The woes of President Jacob Zuma (pictured below) are increasing, to the point that insiders say he may not finish his second term "for health reasons". But when, "for health reasons", he retires quietly into the rolling hills of his controversial rural Nkandla home that cost $25m to upgrade to mind his chicken run, surrounded by his kinsmen, will the chickens come home to roost after the run? Pusch Commey explores the issues.

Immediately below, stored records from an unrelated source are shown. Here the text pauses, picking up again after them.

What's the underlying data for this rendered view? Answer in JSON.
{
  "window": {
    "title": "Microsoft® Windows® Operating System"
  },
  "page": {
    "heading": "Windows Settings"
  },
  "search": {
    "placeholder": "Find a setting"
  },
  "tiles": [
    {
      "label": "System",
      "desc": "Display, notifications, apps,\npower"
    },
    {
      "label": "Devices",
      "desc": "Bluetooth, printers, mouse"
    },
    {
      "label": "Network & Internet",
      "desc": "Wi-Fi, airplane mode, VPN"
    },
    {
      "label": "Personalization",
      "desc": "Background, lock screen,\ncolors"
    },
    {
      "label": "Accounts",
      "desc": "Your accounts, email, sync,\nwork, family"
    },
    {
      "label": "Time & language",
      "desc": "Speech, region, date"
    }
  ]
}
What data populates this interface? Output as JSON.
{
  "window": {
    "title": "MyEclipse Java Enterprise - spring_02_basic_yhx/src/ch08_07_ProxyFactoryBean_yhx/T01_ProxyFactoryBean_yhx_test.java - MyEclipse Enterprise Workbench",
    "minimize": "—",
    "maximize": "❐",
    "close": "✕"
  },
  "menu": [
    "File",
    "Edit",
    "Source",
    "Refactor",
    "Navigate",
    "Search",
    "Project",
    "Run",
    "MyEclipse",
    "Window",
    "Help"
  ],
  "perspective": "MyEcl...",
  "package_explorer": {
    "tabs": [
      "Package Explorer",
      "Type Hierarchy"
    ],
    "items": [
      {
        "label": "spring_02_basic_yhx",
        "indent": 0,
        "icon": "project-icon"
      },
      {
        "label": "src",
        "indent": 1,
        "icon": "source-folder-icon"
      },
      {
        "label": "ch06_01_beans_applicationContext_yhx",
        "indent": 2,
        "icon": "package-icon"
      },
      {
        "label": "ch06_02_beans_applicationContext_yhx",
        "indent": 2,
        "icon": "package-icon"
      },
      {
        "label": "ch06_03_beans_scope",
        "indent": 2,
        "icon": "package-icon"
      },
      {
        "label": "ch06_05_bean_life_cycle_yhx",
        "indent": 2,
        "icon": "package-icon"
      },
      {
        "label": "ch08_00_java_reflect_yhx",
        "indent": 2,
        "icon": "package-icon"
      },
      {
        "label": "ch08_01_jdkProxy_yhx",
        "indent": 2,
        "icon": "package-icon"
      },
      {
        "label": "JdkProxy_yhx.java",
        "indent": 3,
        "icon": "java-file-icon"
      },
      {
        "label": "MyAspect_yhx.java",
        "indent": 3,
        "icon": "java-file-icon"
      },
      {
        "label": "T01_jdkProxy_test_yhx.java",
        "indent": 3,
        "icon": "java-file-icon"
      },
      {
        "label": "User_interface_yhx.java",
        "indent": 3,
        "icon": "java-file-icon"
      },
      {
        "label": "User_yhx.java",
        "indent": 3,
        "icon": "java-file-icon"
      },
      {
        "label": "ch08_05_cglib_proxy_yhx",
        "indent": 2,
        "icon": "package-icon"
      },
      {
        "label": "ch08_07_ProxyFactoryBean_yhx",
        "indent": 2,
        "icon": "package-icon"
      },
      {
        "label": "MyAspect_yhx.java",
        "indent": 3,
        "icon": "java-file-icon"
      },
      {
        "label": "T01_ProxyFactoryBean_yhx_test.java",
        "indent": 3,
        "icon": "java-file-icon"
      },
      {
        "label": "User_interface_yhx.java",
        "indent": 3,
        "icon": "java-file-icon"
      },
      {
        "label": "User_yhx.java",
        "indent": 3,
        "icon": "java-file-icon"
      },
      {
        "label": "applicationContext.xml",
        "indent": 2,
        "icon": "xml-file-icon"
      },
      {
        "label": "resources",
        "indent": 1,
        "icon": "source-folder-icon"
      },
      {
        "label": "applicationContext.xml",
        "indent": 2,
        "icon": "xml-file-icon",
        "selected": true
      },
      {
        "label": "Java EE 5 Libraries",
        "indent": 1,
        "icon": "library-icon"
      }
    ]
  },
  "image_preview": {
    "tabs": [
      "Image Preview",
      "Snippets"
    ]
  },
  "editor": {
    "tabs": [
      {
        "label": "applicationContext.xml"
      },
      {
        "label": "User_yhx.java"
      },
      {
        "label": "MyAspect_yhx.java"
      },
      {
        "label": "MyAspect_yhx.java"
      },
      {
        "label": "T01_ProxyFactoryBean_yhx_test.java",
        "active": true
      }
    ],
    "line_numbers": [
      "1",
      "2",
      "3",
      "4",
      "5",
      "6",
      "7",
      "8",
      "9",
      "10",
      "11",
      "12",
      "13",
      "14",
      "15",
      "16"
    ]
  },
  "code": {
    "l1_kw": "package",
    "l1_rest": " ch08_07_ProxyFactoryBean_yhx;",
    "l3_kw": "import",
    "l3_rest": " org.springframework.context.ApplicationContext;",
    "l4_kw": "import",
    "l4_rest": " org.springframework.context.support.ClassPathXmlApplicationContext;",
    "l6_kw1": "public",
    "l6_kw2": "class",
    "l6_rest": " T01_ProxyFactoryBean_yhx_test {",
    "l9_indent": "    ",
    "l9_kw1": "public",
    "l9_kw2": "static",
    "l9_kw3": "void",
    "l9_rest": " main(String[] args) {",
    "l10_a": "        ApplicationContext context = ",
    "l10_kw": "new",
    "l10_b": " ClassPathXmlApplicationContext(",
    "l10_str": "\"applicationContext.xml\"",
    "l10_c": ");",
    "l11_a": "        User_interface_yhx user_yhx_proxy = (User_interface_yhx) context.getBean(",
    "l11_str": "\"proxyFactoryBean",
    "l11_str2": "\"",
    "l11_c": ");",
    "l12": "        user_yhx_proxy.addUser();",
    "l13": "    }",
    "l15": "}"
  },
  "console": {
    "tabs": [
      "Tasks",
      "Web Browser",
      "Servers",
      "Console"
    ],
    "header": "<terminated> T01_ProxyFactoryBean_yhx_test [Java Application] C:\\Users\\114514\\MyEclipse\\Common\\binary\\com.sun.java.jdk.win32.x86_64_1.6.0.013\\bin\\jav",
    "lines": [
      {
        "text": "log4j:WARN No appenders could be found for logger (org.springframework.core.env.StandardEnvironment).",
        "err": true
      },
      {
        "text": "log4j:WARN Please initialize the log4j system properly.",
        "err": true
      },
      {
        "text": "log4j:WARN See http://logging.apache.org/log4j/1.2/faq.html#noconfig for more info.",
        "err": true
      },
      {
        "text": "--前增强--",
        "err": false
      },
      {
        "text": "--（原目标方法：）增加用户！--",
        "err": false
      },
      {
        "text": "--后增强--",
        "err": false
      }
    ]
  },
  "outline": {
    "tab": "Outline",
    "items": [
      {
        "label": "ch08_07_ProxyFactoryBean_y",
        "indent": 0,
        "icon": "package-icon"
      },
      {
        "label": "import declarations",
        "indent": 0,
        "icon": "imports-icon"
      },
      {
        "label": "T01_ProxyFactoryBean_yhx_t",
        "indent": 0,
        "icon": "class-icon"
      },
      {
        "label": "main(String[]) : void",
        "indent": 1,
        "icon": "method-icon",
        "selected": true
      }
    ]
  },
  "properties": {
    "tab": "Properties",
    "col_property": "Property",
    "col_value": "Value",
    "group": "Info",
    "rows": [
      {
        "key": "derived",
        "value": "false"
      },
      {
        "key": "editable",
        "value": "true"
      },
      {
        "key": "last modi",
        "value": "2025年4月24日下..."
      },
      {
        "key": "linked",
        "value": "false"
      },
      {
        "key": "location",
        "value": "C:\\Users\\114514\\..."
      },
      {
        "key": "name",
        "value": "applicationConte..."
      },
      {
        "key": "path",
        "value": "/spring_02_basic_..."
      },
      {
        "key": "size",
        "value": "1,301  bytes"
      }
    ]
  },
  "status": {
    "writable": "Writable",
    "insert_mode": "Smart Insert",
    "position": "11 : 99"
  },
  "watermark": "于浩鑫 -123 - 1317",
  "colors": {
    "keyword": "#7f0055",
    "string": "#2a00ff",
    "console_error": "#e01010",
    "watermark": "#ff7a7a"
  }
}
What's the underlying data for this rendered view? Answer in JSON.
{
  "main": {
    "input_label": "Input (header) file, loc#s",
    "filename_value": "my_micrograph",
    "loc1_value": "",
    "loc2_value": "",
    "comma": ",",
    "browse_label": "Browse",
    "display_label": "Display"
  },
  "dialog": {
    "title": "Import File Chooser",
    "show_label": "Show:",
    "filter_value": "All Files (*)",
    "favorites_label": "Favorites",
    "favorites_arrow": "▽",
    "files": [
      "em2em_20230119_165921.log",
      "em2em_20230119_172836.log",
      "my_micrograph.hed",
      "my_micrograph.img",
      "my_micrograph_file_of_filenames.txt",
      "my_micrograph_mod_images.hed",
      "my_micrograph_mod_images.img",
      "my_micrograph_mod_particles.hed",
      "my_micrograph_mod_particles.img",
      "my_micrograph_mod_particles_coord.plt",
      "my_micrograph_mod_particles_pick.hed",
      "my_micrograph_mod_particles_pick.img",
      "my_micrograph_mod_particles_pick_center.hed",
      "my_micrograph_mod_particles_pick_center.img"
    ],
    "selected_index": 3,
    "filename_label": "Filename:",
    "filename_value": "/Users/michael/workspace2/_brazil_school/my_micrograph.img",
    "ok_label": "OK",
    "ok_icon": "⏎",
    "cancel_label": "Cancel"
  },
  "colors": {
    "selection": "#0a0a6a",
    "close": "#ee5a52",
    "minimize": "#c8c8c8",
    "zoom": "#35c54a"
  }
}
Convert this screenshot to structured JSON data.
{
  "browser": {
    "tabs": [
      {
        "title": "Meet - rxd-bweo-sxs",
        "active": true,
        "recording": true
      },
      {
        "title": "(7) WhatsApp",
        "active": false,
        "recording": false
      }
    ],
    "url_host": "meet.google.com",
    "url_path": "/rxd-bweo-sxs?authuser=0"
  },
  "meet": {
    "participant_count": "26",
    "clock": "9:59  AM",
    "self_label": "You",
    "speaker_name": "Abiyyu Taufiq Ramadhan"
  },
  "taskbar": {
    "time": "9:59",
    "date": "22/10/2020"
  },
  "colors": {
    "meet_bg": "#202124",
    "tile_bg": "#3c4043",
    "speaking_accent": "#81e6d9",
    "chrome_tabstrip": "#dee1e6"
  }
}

There is trouble brewing in the republic. The year 2014 promises to be an annus horribilis for President Jacob Zuma. He led the African National Congress (ANC) to a reduced majority in the general elections on May 7, which witnessed a drop in the ANC's share of the national vote from 65.9% to 62.15%. His nemesis, Julius Malema's party, the then eight-month-old Economic Freedom Fighters (EFF) shot to fame with over a million votes, 6.35% of the tally and 25 seats in parliament. The official opposition Democratic Alliance increased their share from 16.7% to 22.23%.
Before and after the elections, opposition parties called for the head of the ANC-backed chairperson of the electoral commission, Pansy Tlakula, over allegations of corruption in a leasing scandal. Backed by the ANC, she resisted fiercely, until a ruling by the Constitutional Court forced her out of office in early September.
It will be the least of Zuma's worries. A crippling strike by the Association of Mine and Construction Workers Union (AMCU), which is hostile to the ruling ANC, threw the platinum industry into a tailspin, and tanked the economy, further exacerbating unemployment.
This has been a contributory factor in the collapse of the biggest unsecured lender in the country, the African Bank, triggering a downgrade of all the country's major banks by the international credit rating agency, Moody's.
Meanwhile, the 320,000-strong National Union of Metalworkers (NUMSA), the biggest trade union affiliate of the ANC-aligned Congress of South African Trade Unions (COSATU), has declared open warfare on the ruling party. It refused to support the ANC in the May election, threatened to form a new party, and has aligned with opposition forces to pile pressure on President Zuma.
To compound the president's woes, his decision to appoint Mxolisi Nxasana as the national director of public prosecutions, has led him into a cul-de-sac. In an attempt to reverse self-inflicted damage, on the basis that Nxasana did not have a security clearance, a legal war is looming as Nxasana has come out swinging all the way to the courts.
It does not bode well for the president, whose long-running skirmishes with the law have not reached a final conclusion. And if Nxasana wins, who knows what might transpire. Meanwhile he is still in office.
Zuma's sworn enemies, vocal amongst whom are the Democratic Alliance (DA) and the EFF, are gunning for his prosecution on some old...